Bruxism, or grinding your teeth, is a common ailment that most people brush off as merely annoying. Apart from the long-term effects, habitual tooth-grinding is a clear warning light of internalized stress that should be addressed.
If you want to know how to tell if you’re grinding your teeth in your sleep, how it can affect you, and what you can do to stop it, read on.
3 Signs You Grind Your Teeth
Recognizing that you grind your teeth in your sleep is the first step to being able to take action. Apart from your partner telling you that they hear you, how do you know if you grind your teeth? There are three main signs to warn you:
1. Damage to the Inside of Your Cheeks or Tongue
The soft tissue on the inside of your cheeks is vulnerable to the gnashing of your teeth. The same goes for your tongue. Both can get in the way when you’re chewing, but waking up to cheek or tongue damage is a sure sign of bruxism.

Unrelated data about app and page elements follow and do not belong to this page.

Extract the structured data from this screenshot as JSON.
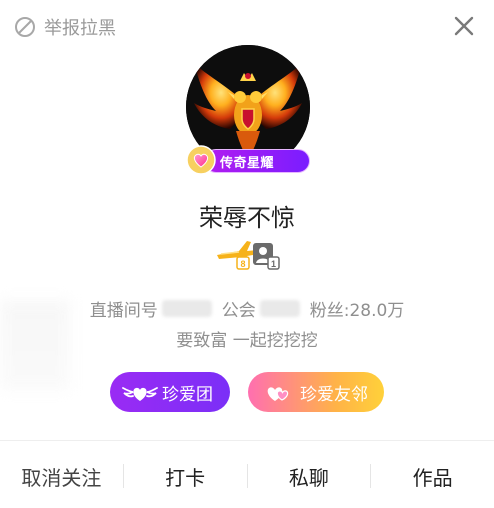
{
  "top_bar": {
    "report_label": "举报拉黑",
    "report_icon": "prohibited-icon",
    "close_icon": "close-icon"
  },
  "profile": {
    "avatar_icon": "phoenix-avatar",
    "legend_badge_label": "传奇星耀",
    "nickname": "荣辱不惊",
    "level_badges": [
      "plane-badge",
      "user-badge"
    ],
    "stats": {
      "room_label": "直播间号",
      "guild_label": "公会",
      "fans_label": "粉丝:",
      "fans_value": "28.0万"
    },
    "signature": "要致富 一起挖挖挖"
  },
  "pills": {
    "fan_group": "珍爱团",
    "friend_neighbor": "珍爱友邻"
  },
  "actions": {
    "unfollow": "取消关注",
    "checkin": "打卡",
    "private_chat": "私聊",
    "works": "作品"
  },
  "colors": {
    "fan_group_pill": "#8a2df5",
    "friend_pill_start": "#ff6fb0",
    "friend_pill_end": "#ffd13a",
    "legend_badge": "#9b1df4"
  }
}
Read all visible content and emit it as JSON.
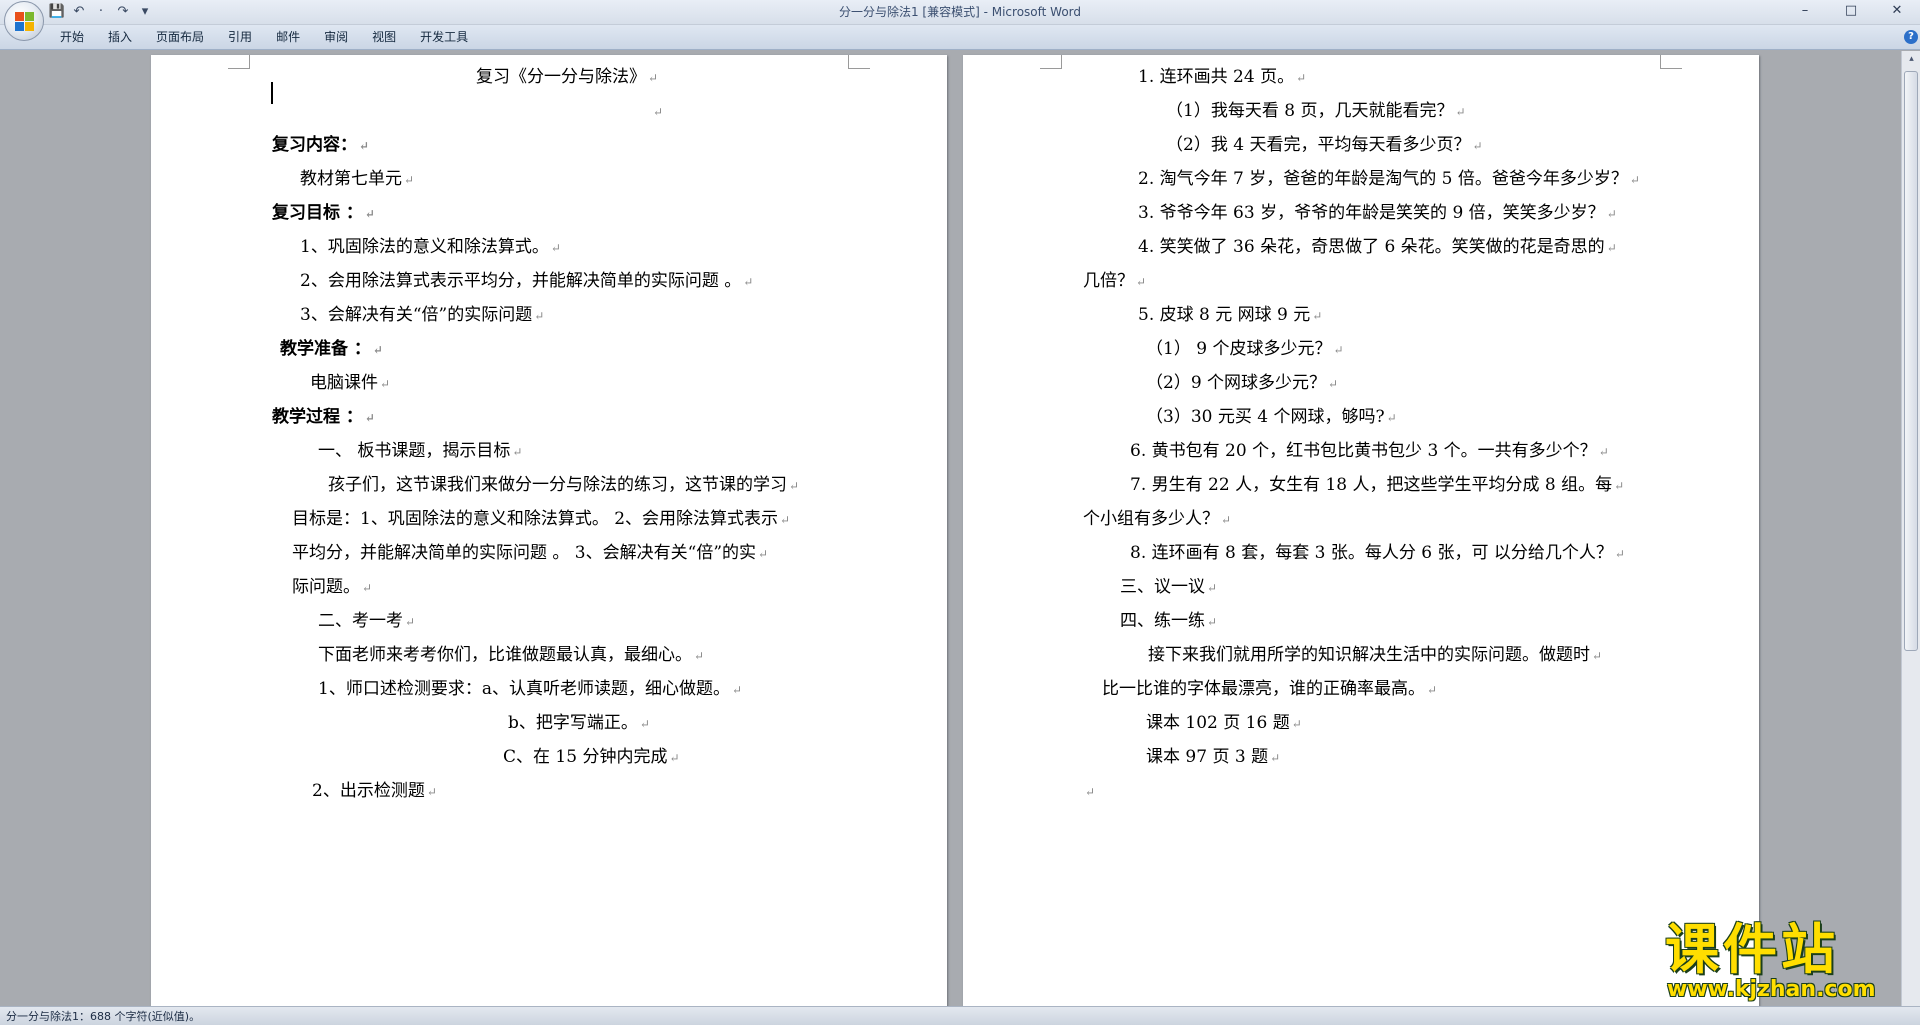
{
  "window": {
    "title": "分一分与除法1 [兼容模式] - Microsoft Word",
    "controls": [
      "–",
      "□",
      "✕"
    ]
  },
  "qat": {
    "save_icon": "💾",
    "undo_icon": "↶",
    "undo_sep": "·",
    "redo_icon": "↷",
    "customize_icon": "▾"
  },
  "ribbon": {
    "tabs": [
      "开始",
      "插入",
      "页面布局",
      "引用",
      "邮件",
      "审阅",
      "视图",
      "开发工具"
    ],
    "help": "?"
  },
  "document": {
    "pilcrow": "↵",
    "left_page": [
      {
        "text": "复习《分一分与除法》",
        "bold": false
      },
      {
        "text": "",
        "bold": false
      },
      {
        "text": "复习内容：",
        "bold": true
      },
      {
        "text": "教材第七单元",
        "bold": false
      },
      {
        "text": "复习目标 ：",
        "bold": true
      },
      {
        "text": "1、巩固除法的意义和除法算式。",
        "bold": false
      },
      {
        "text": "2、会用除法算式表示平均分，并能解决简单的实际问题 。",
        "bold": false
      },
      {
        "text": "3、会解决有关“倍”的实际问题",
        "bold": false
      },
      {
        "text": "教学准备 ：",
        "bold": true
      },
      {
        "text": "电脑课件",
        "bold": false
      },
      {
        "text": "教学过程 ：",
        "bold": true
      },
      {
        "text": "一、  板书课题，揭示目标",
        "bold": false
      },
      {
        "text": "孩子们，这节课我们来做分一分与除法的练习，这节课的学习",
        "bold": false
      },
      {
        "text": "目标是：1、巩固除法的意义和除法算式。 2、会用除法算式表示",
        "bold": false
      },
      {
        "text": "平均分，并能解决简单的实际问题  。  3、会解决有关“倍”的实",
        "bold": false
      },
      {
        "text": "际问题。",
        "bold": false
      },
      {
        "text": "二、考一考",
        "bold": false
      },
      {
        "text": "下面老师来考考你们，比谁做题最认真，最细心。",
        "bold": false
      },
      {
        "text": "1、师口述检测要求：a、认真听老师读题，细心做题。",
        "bold": false
      },
      {
        "text": "b、把字写端正。",
        "bold": false
      },
      {
        "text": "C、在 15 分钟内完成",
        "bold": false
      },
      {
        "text": "2、出示检测题",
        "bold": false
      }
    ],
    "right_page": [
      {
        "text": "1. 连环画共 24 页。"
      },
      {
        "text": "（1）我每天看 8 页，几天就能看完？"
      },
      {
        "text": "（2）我 4 天看完，平均每天看多少页？"
      },
      {
        "text": "2. 淘气今年 7 岁，爸爸的年龄是淘气的 5 倍。爸爸今年多少岁？"
      },
      {
        "text": "3. 爷爷今年 63 岁，爷爷的年龄是笑笑的 9 倍，笑笑多少岁？"
      },
      {
        "text": "4. 笑笑做了 36 朵花，奇思做了 6 朵花。笑笑做的花是奇思的"
      },
      {
        "text": "几倍？"
      },
      {
        "text": "5. 皮球 8 元         网球 9 元"
      },
      {
        "text": "（1）  9 个皮球多少元？"
      },
      {
        "text": "（2）9 个网球多少元？"
      },
      {
        "text": "（3）30 元买 4 个网球，够吗?"
      },
      {
        "text": "6. 黄书包有 20 个，红书包比黄书包少 3 个。一共有多少个？"
      },
      {
        "text": "7. 男生有 22 人，女生有 18 人，把这些学生平均分成 8 组。每"
      },
      {
        "text": "个小组有多少人？"
      },
      {
        "text": "8. 连环画有 8 套，每套 3 张。每人分 6 张，可  以分给几个人？"
      },
      {
        "text": "三、议一议"
      },
      {
        "text": "四、练一练"
      },
      {
        "text": "接下来我们就用所学的知识解决生活中的实际问题。做题时"
      },
      {
        "text": "比一比谁的字体最漂亮，谁的正确率最高。"
      },
      {
        "text": "课本 102 页 16 题"
      },
      {
        "text": "课本 97 页 3 题"
      },
      {
        "text": ""
      }
    ]
  },
  "statusbar": {
    "text": "分一分与除法1：688 个字符(近似值)。"
  },
  "watermark": {
    "cn": "课件站",
    "url": "www.kjzhan.com"
  }
}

2. Painful or Locked Jaw
Tooth-grinding and jaw clenching go hand-in-hand. Grinding your teeth puts strain on the temporomandibular (TMJ) joint and the surrounding muscles. The TMJ connects your jawbone to your skull, allows you to open and close your mouth, and move your jaw from side to side.

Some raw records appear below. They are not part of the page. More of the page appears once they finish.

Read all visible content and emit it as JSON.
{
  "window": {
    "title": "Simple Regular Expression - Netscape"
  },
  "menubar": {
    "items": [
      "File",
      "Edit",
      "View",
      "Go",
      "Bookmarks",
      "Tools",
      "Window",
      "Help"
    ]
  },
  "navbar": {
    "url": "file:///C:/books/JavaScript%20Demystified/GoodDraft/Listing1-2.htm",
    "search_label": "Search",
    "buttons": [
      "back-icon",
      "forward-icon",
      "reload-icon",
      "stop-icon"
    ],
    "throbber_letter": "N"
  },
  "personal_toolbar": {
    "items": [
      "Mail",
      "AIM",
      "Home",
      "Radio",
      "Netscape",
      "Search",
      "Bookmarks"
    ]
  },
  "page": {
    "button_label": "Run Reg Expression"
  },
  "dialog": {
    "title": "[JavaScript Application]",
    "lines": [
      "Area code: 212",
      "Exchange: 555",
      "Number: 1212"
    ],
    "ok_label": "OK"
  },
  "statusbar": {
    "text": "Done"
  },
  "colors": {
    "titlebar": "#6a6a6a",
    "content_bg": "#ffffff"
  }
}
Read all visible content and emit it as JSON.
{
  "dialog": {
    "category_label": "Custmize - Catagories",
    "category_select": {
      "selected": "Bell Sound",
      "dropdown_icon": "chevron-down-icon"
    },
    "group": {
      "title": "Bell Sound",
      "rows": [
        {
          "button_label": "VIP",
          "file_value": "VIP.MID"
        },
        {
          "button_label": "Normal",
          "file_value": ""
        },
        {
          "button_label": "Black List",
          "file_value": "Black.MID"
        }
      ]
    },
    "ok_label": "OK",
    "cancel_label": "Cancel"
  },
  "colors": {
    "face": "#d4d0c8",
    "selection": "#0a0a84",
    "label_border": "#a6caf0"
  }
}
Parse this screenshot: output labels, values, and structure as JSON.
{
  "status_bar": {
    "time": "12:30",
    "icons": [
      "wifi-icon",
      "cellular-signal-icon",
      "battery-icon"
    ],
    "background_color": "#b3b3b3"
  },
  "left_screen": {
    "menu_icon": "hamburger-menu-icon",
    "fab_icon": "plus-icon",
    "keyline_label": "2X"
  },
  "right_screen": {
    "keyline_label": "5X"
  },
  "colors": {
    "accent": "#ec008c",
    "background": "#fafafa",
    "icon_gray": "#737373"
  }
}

Severe cramping in this joint can cause the muscles in the jaw to spasm, a condition also known as lockjaw. Lockjaw is difficult to treat and affects eating, drinking, talking, and hygiene.
3. Morning Headaches
Do you find yourself waking up with a headache? Sleep is meant to be restoring and you should wake up feeling refreshed. However, if you find yourself crawling out of bed with dull headaches, concentrated mostly in your temples, you may well be grinding your teeth through the night.
Usually, tooth-grinding tension headaches will lift within half an hour of waking. Headaches without other symptoms of tooth grinding can be caused by sleep apnea. Headaches combined with other grinding symptoms are likely caused by tooth grinding.
How to Stop Grinding Your Teeth at Night
Reducing stress will help minimize nighttime clenching. You can try meditation, yoga, talk therapy, or exercise.
Invest in a custom mouth guard to protect your teeth. One of the big benefits of a custom mouth guard is that it reduces pain and tension in your TMJ.
Specific tongue and jaw muscle exercises can help break the teeth grinding habit, too.
Nighttime Is For Sleep, Not Teeth Grinding
Grinding your teeth doesn’t have to be a problem forever. You can reclaim a good night’s sleep when you get to the bottom of what’s causing your clenching. Stop teeth grinding and say good-bye to damaged teeth, an aching jaw, a chewed-up mouth, and a dull, achy headache.
If you found this article helpful, look up our other health-related posts to improve the quality of your health and your life.